Yes, it’s a special-edition McLaren. Another one. But stand by—you might like this one. This is the McLaren 720S Le Mans.
Seems odd, right? The world’s most famous 24-hour race was canceled this year, amid the coronavirus crisis. And even if it had gone ahead, McLaren wasn’t planning on entering. So what right has McLaren to go slapping ‘Le Mans’ branded plaques on its 711hp supercar?
Answer: history. It’s now a quarter of a century since McLaren pulled off one of the all-time greatest shocks in motorsport folklore. It prepared a handful of McLaren F1s for endurance racing at the behest of wealthy, competition-hungry customers—and the F1 GTR won. Not just its class, either. It won the whole flipping race.
Even in the closing hours of the 1995 24 Hours of Le Mans, it seemed unlikely. Yes, it had been a very wet race, which brought the pace of the field down, and caused lots of accidents. Sure, engine issued dogged the GT1 prototypes. But the F1 GTR was basically a road car, designed using Gordon Murray’s Formula 1 know-how, but never supposed to race. It had space for three and big luggage lockers.
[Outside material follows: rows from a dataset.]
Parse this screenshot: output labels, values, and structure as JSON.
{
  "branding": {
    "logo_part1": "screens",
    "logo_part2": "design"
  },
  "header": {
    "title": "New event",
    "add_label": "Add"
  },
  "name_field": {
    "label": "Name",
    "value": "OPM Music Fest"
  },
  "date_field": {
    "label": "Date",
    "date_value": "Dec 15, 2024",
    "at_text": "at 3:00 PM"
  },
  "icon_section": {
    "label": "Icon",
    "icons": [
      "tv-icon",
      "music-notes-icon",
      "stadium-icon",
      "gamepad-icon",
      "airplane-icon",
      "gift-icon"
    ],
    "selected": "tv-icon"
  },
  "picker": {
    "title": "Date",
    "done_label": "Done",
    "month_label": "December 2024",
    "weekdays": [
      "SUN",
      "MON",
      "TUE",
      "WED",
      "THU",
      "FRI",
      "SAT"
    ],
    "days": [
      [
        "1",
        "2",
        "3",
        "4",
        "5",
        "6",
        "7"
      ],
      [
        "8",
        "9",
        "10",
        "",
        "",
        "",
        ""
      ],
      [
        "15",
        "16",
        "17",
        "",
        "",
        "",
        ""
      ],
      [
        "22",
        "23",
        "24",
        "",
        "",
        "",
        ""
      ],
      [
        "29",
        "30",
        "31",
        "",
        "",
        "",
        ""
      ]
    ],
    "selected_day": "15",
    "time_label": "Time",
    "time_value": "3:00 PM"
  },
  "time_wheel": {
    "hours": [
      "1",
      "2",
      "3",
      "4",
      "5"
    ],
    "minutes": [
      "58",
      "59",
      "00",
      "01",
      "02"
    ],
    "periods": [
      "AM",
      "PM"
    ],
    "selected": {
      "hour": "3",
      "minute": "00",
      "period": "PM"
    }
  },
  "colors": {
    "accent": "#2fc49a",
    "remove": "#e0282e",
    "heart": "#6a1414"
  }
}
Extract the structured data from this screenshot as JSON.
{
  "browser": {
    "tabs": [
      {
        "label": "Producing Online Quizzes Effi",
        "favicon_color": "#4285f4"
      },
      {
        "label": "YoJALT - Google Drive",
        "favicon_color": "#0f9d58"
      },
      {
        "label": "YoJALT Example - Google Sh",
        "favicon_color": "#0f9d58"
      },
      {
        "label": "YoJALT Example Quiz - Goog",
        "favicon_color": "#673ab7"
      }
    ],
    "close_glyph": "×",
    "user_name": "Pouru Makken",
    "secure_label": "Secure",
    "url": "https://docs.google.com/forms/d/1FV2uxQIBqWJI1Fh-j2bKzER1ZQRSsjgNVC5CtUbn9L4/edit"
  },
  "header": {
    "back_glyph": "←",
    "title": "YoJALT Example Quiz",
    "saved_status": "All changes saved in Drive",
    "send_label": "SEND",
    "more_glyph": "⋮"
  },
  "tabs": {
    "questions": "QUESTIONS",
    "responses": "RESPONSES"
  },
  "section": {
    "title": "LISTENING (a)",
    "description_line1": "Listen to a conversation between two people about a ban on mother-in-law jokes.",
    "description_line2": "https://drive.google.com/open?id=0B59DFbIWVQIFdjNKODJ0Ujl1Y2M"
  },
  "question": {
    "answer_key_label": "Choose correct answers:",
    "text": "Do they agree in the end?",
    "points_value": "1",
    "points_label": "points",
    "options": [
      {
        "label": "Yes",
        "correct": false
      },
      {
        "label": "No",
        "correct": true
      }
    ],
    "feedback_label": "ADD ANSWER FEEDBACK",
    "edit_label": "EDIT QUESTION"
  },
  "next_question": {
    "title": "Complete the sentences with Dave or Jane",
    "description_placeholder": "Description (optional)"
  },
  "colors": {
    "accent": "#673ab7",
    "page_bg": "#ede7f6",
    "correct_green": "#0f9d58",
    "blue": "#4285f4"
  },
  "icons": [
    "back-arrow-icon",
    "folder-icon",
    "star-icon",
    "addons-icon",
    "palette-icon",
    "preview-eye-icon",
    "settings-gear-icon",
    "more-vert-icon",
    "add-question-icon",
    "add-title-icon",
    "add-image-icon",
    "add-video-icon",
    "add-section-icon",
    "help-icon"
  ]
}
And yet at 3pm on June 18, 1995, the #59 F1 crossed the line one lap ahead of a hard-charging French prototype. F1s also finished third, fourth, and fifth, having dominated the race in appalling conditions. Because the winning car completed 298 laps, all the 720S Le Mans editions will have a VIN starting ‘298.’
Most of the mods are quite subtle, really. There’s a standard-fit roof scoop and vents above the front wheels, like in the F1 GTR. You get ‘Le Mans 25’ badges and carbon-fiber racing seats. The most noticeable change are the wheels—they’re simple five-spoke rims that echo the design worn by all the F1 GTRs that raced at La Sarthe 25 years ago.
Happily, McLaren isn’t bothered with fake racing liveries for its special edition. There are two color choices, in fact. Orange is a nod to the five road-going F1 GTRs built to celebrate the victory first time around. The Sarthe Gray is inspired by the storm clouds overhead on that incredible day, we think.
You’re guessing 25 of them will be made, aren’t you? Wrong. Actually, 50 examples will be produced. In Britain, McLaren is asking £254,500 (P16 million)—that’s around £40,000 (P2.52 million) more than standard.
The powertrain is all totally standard: 711hp bi-turbo V8, seven-speed twin-clutch gearbox, 0-100kph in 2.9sec, and 341kph flat-out.
What would have been more historically correct is detuning that mighty engine—when the F1 GTR sped to glory at Le Mans, its 6.1-liter V12 was restricted to 600hp, instead of 627hp, to meet the rules.
NOTE: This article first appeared on TopGear.com. Minor edits have been made.